▶ **Work to be completed**
Whenever a line of the listing contains "specifikacija", it counts; give the total number of such lines and nothing more.
*** Extracted information Section Begins ***
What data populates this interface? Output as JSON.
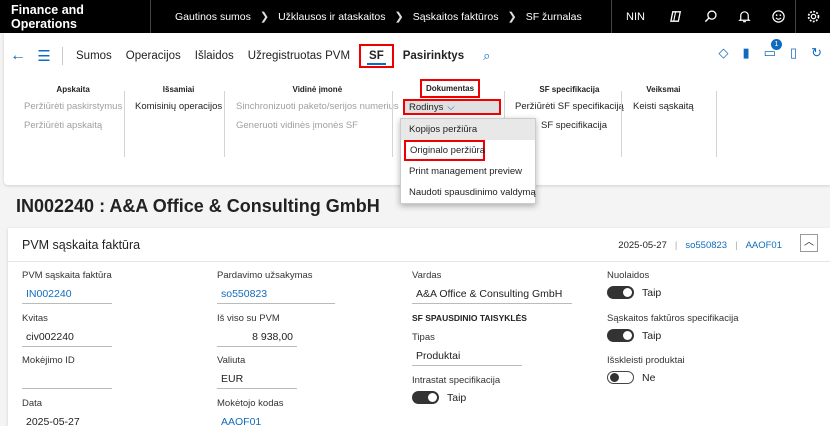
{
  "topbar": {
    "app_title": "Finance and Operations",
    "breadcrumbs": [
      "Gautinos sumos",
      "Užklausos ir ataskaitos",
      "Sąskaitos faktūros",
      "SF žurnalas"
    ],
    "company": "NIN",
    "icons": [
      "connected-icon",
      "search-icon",
      "bell-icon",
      "smiley-icon",
      "gear-icon"
    ]
  },
  "actionpane": {
    "tabs": [
      "Sumos",
      "Operacijos",
      "Išlaidos",
      "Užregistruotas PVM",
      "SF",
      "Pasirinktys"
    ],
    "active_tab": "SF",
    "badge_count": "1",
    "groups": {
      "apskaita": {
        "title": "Apskaita",
        "items": [
          "Peržiūrėti paskirstymus",
          "Peržiūrėti apskaitą"
        ]
      },
      "issamiai": {
        "title": "Išsamiai",
        "items": [
          "Komisinių operacijos"
        ]
      },
      "vidine": {
        "title": "Vidinė įmonė",
        "items": [
          "Sinchronizuoti paketo/serijos numerius",
          "Generuoti vidinės įmonės SF"
        ]
      },
      "dokumentas": {
        "title": "Dokumentas",
        "rodinys": "Rodinys"
      },
      "sf_spec": {
        "title": "SF specifikacija",
        "items": [
          "Peržiūrėti SF specifikaciją",
          "SF specifikacija"
        ]
      },
      "veiksmai": {
        "title": "Veiksmai",
        "items": [
          "Keisti sąskaitą"
        ]
      }
    },
    "dropdown": [
      "Kopijos peržiūra",
      "Originalo peržiūra",
      "Print management preview",
      "Naudoti spausdinimo valdymą"
    ]
  },
  "record": {
    "title": "IN002240 : A&A Office & Consulting GmbH"
  },
  "fasttab": {
    "title": "PVM sąskaita faktūra",
    "summary": [
      "2025-05-27",
      "so550823",
      "AAOF01"
    ],
    "fields": {
      "pvm_sf_label": "PVM sąskaita faktūra",
      "pvm_sf_value": "IN002240",
      "kvitas_label": "Kvitas",
      "kvitas_value": "civ002240",
      "mokejimo_label": "Mokėjimo ID",
      "mokejimo_value": "",
      "data_label": "Data",
      "data_value": "2025-05-27",
      "pardavimo_label": "Pardavimo užsakymas",
      "pardavimo_value": "so550823",
      "isviso_label": "Iš viso su PVM",
      "isviso_value": "8 938,00",
      "valiuta_label": "Valiuta",
      "valiuta_value": "EUR",
      "moketojo_label": "Mokėtojo kodas",
      "moketojo_value": "AAOF01",
      "vardas_label": "Vardas",
      "vardas_value": "A&A Office & Consulting GmbH",
      "print_rules_head": "SF SPAUSDINIO TAISYKLĖS",
      "tipas_label": "Tipas",
      "tipas_value": "Produktai",
      "intrastat_label": "Intrastat specifikacija",
      "intrastat_value": "Taip",
      "nuolaidos_label": "Nuolaidos",
      "nuolaidos_value": "Taip",
      "sf_spec_label": "Sąskaitos faktūros specifikacija",
      "sf_spec_value": "Taip",
      "isskleisti_label": "Išskleisti produktai",
      "isskleisti_value": "Ne"
    }
  }
}
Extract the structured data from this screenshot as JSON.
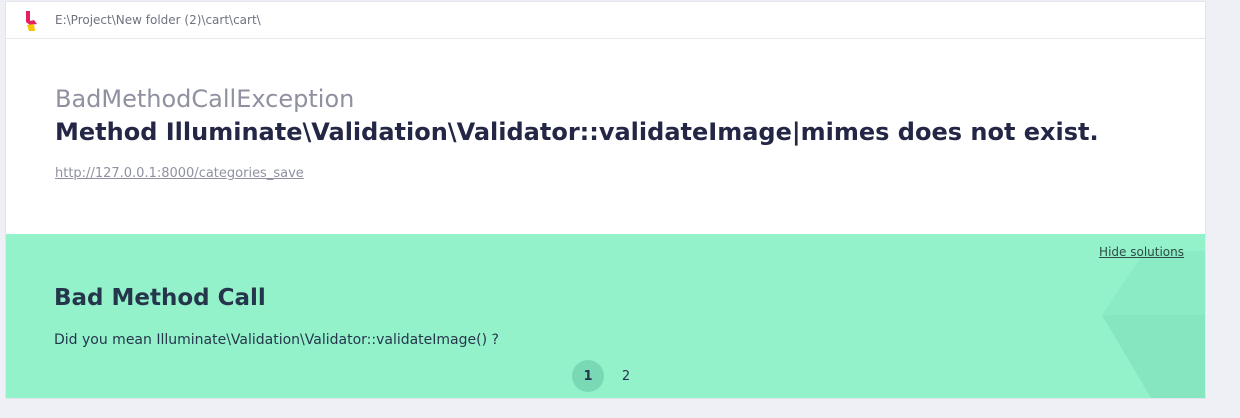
{
  "header": {
    "path": "E:\\Project\\New folder (2)\\cart\\cart\\",
    "logo_icon": "ignition-flame-icon"
  },
  "exception": {
    "class": "BadMethodCallException",
    "message": "Method Illuminate\\Validation\\Validator::validateImage|mimes does not exist.",
    "url": "http://127.0.0.1:8000/categories_save"
  },
  "solutions": {
    "hide_label": "Hide solutions",
    "title": "Bad Method Call",
    "description": "Did you mean Illuminate\\Validation\\Validator::validateImage() ?",
    "pages": [
      "1",
      "2"
    ],
    "active_page": "1"
  },
  "colors": {
    "background": "#eef0f5",
    "solutions_bg": "#94f2cb",
    "active_page_bg": "#7ad9b5",
    "title_text": "#232745",
    "muted_text": "#8f91a1",
    "logo_red": "#e3205f",
    "logo_yellow": "#f7c400"
  }
}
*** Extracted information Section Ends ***
▶ **The completed task**
4